First Try at a Second Chance



I have said it many times and I’m not scared to say it again: being at Broad Ripple is like stepping into a time warp where I’m thirteen years old again and I’m a student at Guion Creek Middle, a nearby school in Pike Township with a similar demographic make-up. The noisy halls, the endless lockers, and the stifling uniforms brought me back and made me feel at home.


So far in my time with my students at Broad Ripple, I’ve been lucky to have at least one or two recurring kids who always at least say hello even if we don’t get to work with each other that day. Through the conversations I’ve had with them, I’ve felt old and wise for maybe the first time in my young life.


Some things about middle school never change.
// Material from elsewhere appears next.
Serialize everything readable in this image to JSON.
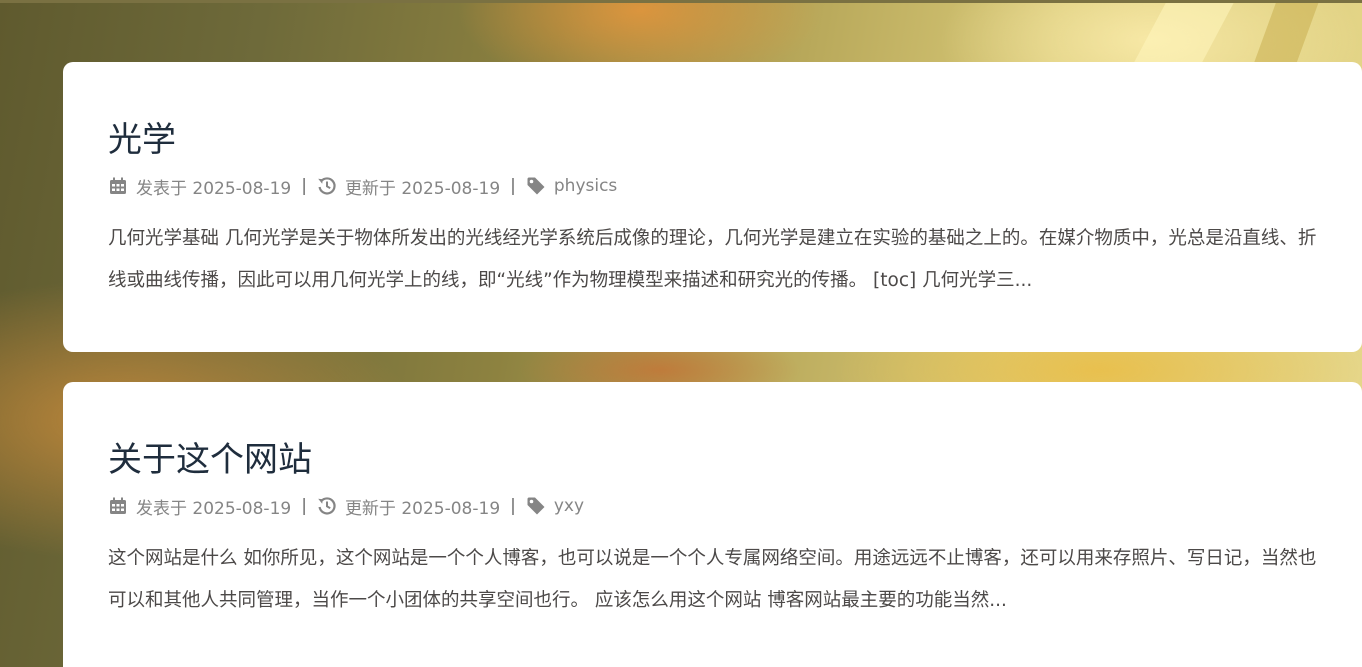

There’s always the gossip, the two-day long relationships, the drama, and the whispers about who likes who, but it was this semester at Broad Ripple that taught me that just because I remembered how middle school society works, didn’t mean I understood the changes that it had went through in just six short (or long?) years away. Foolishly, I thought that since because everyone had cell phones and Facebook when I was in middle school that they played an equal role in life as they did before.


One day, as I worked with a student on her writing which had slightly veered from the prompt, she chattered away and told me all the things that she had on her mind, both in and outside of school. Somewhat surprisingly, though a number of years separated us, she was worried about the same things I had been at her age. She had the same exaggerated fears about college parties and boyfriends that I had in her shoes. She believed a lot of the same things that I had about what a girl is supposed to be and what she’s supposed to do that I had before I knew what feminism was.


This was my chance to try it again. This was my time to teach someone how to be better than me at the same age. We talked about all of it. College, boys, clothes, family, friends, politics, the presidential race, and more. Even though I’m sure that she didn’t listen to everything I said, it felt good to know I had the opportunity to try again.


In the end, I know she’s gonna get into middle school drama like everyone else, she’s gonna make mistakes like everyone else, and she’s gonna have regrets like everyone else, but what I do know is that she won’t feel the same level of guilt about it all.


Arisa Moreland is a sophomore Education major.